------ Provided data ------
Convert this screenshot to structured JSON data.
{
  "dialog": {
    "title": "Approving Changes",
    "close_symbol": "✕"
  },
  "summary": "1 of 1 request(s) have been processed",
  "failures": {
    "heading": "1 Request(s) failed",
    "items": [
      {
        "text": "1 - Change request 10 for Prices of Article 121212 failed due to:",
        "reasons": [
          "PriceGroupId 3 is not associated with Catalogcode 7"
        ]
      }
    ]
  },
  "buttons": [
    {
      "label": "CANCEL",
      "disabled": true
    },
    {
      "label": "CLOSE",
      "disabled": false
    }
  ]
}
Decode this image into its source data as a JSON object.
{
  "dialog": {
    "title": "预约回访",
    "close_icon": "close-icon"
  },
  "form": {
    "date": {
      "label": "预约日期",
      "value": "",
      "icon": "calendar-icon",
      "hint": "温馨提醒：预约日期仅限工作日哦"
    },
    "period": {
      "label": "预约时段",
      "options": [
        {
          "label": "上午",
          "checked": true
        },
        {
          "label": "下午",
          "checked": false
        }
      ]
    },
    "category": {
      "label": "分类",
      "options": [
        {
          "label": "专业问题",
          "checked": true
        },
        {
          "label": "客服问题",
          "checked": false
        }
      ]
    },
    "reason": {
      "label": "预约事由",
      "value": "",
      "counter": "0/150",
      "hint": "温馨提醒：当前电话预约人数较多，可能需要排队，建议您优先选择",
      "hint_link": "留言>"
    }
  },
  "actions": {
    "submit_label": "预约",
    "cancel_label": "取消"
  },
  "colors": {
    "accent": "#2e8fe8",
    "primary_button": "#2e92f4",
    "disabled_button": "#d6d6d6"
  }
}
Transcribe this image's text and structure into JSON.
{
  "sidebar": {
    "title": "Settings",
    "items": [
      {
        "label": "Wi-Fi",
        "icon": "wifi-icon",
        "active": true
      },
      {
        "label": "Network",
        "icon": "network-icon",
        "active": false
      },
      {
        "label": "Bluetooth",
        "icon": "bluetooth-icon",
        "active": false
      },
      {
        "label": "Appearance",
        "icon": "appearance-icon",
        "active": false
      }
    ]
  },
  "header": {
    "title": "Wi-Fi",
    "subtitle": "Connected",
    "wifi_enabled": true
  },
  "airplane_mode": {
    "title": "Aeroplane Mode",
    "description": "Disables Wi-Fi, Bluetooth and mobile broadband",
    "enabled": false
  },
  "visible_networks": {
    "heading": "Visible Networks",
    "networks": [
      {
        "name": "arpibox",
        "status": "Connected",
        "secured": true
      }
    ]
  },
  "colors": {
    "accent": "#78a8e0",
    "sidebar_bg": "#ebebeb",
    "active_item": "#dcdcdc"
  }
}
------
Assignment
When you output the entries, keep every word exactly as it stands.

Answer
Convert this screenshot to structured JSON data.
{
  "dialog": {
    "title": "Approving Changes",
    "close_symbol": "✕"
  },
  "summary": "1 of 1 request(s) have been processed",
  "failures": {
    "heading": "1 Request(s) failed",
    "items": [
      {
        "text": "1 - Change request 10 for Prices of Article 121212 failed due to:",
        "reasons": [
          "PriceGroupId 3 is not associated with Catalogcode 7"
        ]
      }
    ]
  },
  "buttons": [
    {
      "label": "CANCEL",
      "disabled": true
    },
    {
      "label": "CLOSE",
      "disabled": false
    }
  ]
}
Decode this image into its source data as a JSON object.
{
  "dialog": {
    "title": "预约回访",
    "close_icon": "close-icon"
  },
  "form": {
    "date": {
      "label": "预约日期",
      "value": "",
      "icon": "calendar-icon",
      "hint": "温馨提醒：预约日期仅限工作日哦"
    },
    "period": {
      "label": "预约时段",
      "options": [
        {
          "label": "上午",
          "checked": true
        },
        {
          "label": "下午",
          "checked": false
        }
      ]
    },
    "category": {
      "label": "分类",
      "options": [
        {
          "label": "专业问题",
          "checked": true
        },
        {
          "label": "客服问题",
          "checked": false
        }
      ]
    },
    "reason": {
      "label": "预约事由",
      "value": "",
      "counter": "0/150",
      "hint": "温馨提醒：当前电话预约人数较多，可能需要排队，建议您优先选择",
      "hint_link": "留言>"
    }
  },
  "actions": {
    "submit_label": "预约",
    "cancel_label": "取消"
  },
  "colors": {
    "accent": "#2e8fe8",
    "primary_button": "#2e92f4",
    "disabled_button": "#d6d6d6"
  }
}
Transcribe this image's text and structure into JSON.
{
  "sidebar": {
    "title": "Settings",
    "items": [
      {
        "label": "Wi-Fi",
        "icon": "wifi-icon",
        "active": true
      },
      {
        "label": "Network",
        "icon": "network-icon",
        "active": false
      },
      {
        "label": "Bluetooth",
        "icon": "bluetooth-icon",
        "active": false
      },
      {
        "label": "Appearance",
        "icon": "appearance-icon",
        "active": false
      }
    ]
  },
  "header": {
    "title": "Wi-Fi",
    "subtitle": "Connected",
    "wifi_enabled": true
  },
  "airplane_mode": {
    "title": "Aeroplane Mode",
    "description": "Disables Wi-Fi, Bluetooth and mobile broadband",
    "enabled": false
  },
  "visible_networks": {
    "heading": "Visible Networks",
    "networks": [
      {
        "name": "arpibox",
        "status": "Connected",
        "secured": true
      }
    ]
  },
  "colors": {
    "accent": "#78a8e0",
    "sidebar_bg": "#ebebeb",
    "active_item": "#dcdcdc"
  }
}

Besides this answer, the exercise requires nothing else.